PROBLEM DESCRIPTION: Locate every line in the material below that has the word "home". Copy each of those lines.

RECORDS:
* * *
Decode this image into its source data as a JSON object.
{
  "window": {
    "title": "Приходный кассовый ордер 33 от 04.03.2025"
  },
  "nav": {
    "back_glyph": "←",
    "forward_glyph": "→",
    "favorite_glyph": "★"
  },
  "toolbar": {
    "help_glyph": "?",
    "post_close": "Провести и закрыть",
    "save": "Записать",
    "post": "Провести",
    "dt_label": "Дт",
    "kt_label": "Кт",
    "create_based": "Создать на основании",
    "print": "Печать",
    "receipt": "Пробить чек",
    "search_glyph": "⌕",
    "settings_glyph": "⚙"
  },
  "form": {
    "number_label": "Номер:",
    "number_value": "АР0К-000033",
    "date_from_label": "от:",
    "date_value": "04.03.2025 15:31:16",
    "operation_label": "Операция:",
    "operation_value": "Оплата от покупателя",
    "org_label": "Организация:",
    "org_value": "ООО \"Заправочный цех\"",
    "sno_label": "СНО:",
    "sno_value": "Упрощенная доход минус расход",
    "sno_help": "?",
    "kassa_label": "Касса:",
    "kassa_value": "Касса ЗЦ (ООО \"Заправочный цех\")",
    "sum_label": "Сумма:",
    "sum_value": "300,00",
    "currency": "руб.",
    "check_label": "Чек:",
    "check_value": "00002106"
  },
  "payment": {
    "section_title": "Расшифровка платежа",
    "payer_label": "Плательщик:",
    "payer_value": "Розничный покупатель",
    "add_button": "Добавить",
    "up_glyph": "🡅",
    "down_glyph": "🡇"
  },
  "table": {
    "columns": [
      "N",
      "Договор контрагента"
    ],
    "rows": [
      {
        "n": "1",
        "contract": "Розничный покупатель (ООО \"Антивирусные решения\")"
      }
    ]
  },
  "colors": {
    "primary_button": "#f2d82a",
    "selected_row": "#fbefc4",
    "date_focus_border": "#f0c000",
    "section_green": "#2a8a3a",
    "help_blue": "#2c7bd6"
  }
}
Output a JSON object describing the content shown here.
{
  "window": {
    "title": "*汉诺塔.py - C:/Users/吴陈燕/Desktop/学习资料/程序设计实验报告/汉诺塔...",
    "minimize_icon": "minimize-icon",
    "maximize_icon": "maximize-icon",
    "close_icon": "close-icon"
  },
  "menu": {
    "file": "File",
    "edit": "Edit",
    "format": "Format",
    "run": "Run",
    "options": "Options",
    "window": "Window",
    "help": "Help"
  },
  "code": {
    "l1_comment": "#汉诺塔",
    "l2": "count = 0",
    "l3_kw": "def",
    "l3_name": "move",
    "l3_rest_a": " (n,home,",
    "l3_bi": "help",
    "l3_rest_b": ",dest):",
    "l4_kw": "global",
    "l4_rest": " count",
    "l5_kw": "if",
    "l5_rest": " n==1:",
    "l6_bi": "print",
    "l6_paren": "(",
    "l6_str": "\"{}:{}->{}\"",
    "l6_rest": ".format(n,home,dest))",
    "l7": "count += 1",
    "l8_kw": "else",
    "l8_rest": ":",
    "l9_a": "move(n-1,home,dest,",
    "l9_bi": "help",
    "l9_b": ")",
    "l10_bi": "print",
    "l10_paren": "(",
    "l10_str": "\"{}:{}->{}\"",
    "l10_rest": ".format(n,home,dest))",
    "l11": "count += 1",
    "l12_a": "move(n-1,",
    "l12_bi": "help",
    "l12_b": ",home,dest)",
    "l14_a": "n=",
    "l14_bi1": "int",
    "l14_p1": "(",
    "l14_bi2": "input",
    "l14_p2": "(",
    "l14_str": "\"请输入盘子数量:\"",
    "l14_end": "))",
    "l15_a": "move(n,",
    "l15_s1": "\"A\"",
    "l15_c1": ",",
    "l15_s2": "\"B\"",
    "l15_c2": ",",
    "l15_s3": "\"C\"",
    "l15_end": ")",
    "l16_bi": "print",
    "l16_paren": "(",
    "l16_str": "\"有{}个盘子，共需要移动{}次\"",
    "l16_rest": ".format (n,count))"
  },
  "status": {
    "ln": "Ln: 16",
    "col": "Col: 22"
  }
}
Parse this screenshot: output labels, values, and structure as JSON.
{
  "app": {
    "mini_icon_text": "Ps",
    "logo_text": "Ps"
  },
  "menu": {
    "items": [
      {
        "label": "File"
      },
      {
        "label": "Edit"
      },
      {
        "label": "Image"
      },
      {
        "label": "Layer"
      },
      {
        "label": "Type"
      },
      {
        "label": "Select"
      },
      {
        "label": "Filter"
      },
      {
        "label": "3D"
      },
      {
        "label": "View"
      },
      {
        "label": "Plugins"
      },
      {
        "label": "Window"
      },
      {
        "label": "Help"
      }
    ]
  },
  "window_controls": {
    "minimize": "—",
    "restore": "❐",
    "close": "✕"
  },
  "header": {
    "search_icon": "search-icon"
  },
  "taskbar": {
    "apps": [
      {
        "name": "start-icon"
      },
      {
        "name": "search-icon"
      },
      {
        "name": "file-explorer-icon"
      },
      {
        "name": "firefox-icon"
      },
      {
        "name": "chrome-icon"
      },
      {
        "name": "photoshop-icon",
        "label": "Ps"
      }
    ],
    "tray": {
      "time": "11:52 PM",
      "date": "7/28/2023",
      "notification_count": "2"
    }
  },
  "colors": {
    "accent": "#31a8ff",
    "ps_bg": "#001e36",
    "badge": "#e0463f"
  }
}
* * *
ANSWER BOX:
    "l3_rest_a": " (n,home,",
    "l6_rest": ".format(n,home,dest))",
    "l9_a": "move(n-1,home,dest,",
    "l10_rest": ".format(n,home,dest))",
    "l12_b": ",home,dest)",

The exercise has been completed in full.